The last thing we need is the price of a single kWh. Of course, this will depend on the country you're living in, but at the time of writing this blog, the price in the USA was approximately $0.16 per kWh.


To get the total price, you then just need to multiply the total energy consumption in kWh with the price per kWh. This is the result of the data I recorded. Of course, as I only took a short sample of data, it cost me nearly nothing in the end


You can also estimate the on/off time of the device you are measuring. For this purpose, I simply added an additional column next to Energy named On/Off.

I simply used the formula =IF(C2<2;0;1).


It means that if the power is less than 2W, we count it as an off state; otherwise, we count it as an on state. I didn't set the condition to 0W to count it as an off state because of the small fluctuations over time from the current sensor.


Then, when you have this data about the different on/off states, it's quite simple to count the number of occurrences of each state, for example, on states, using =COUNTIF(E:E,"1").


I applied these formulas in my Google Docs spreadsheet, and the following screenshot is the result with the sample data I recorded:

It is also very convenient to represent this data in a graph. For this, I used a pie chart, which I believe is the most adaptable graph for this kind of data.


With the preceding kind of chart, you can compare the usage of a given lamp from day to day, for example, to know whether you have left the lights on when you are not there.


Building an interface to switch the lights on/off remotely

Now that our project automatically logs data concerning the energy consumption on Google Docs, it's time to go back to the relay control. For now, we tested the relay by going into a web browser and typing the correct REST function with the name of the pin we want to change.


However, that's not very convenient. You don't want to type something in your web browser every time you want to turn a light on in your home. What we would like to have instead is a nice graphical interface with buttons that can be pressed to turn a light on or off.
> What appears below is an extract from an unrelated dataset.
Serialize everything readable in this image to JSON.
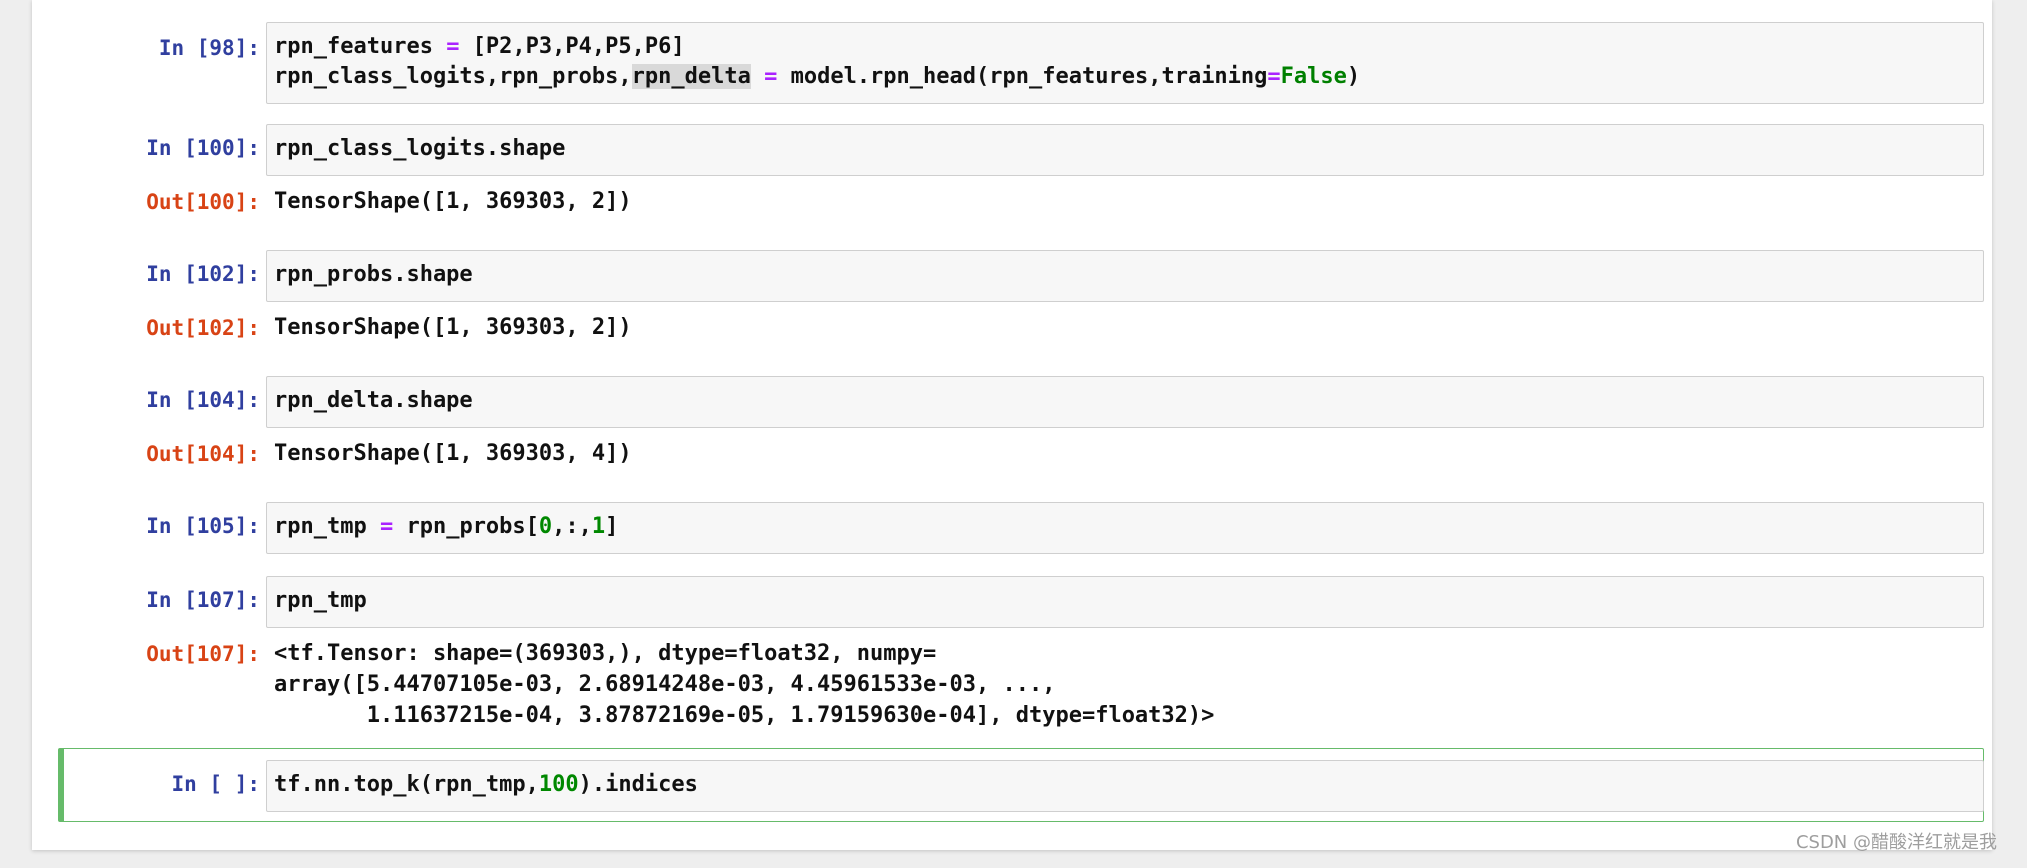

It would be even better if this interface could be accessed not only from a web browser on your computer but also from any smartphone or tablet in your home. That's exactly what we are going to build now.


We need several components to do so, and we will mix several programming languages to build the best graphical interface possible. We will use HTML for the main page that will host the on/off button, JavaScript to handle the actions of this button, and PHP to transmit the correct command to the Arduino server.


We are also going to use some CSS to make the interface look much better and automatically adapt itself to the device you are using, such as a smartphone.


First, let's deal with the HTML code. We need to import the jQuery library and the file that will contain all the JavaScript code, as follows:

<script class='lazy' data-src="jquery-2.0.3.min.js"></script>

<script class='lazy' data-src="script.js"></script>
Also, import the CSS style file, as follows:
<link rel="stylesheet" type="text/css" href="style.css">
The core of this HTML file is to create two buttons; one button to switch the relay on and the other to switch it off again. The following, for example, is the code for the On button:
<input type="button" id="on" class="commandButton" value="On" onClick="relayOn()"/>


Now, if you were to actually take this file as it is, it would look really bad as some default styles would be applied to the buttons. That's why we attached a CSS file to make the interface look a bit better. For example, I decided to center align the main form that contains the two buttons, as follows:

#relay {

text-align: center;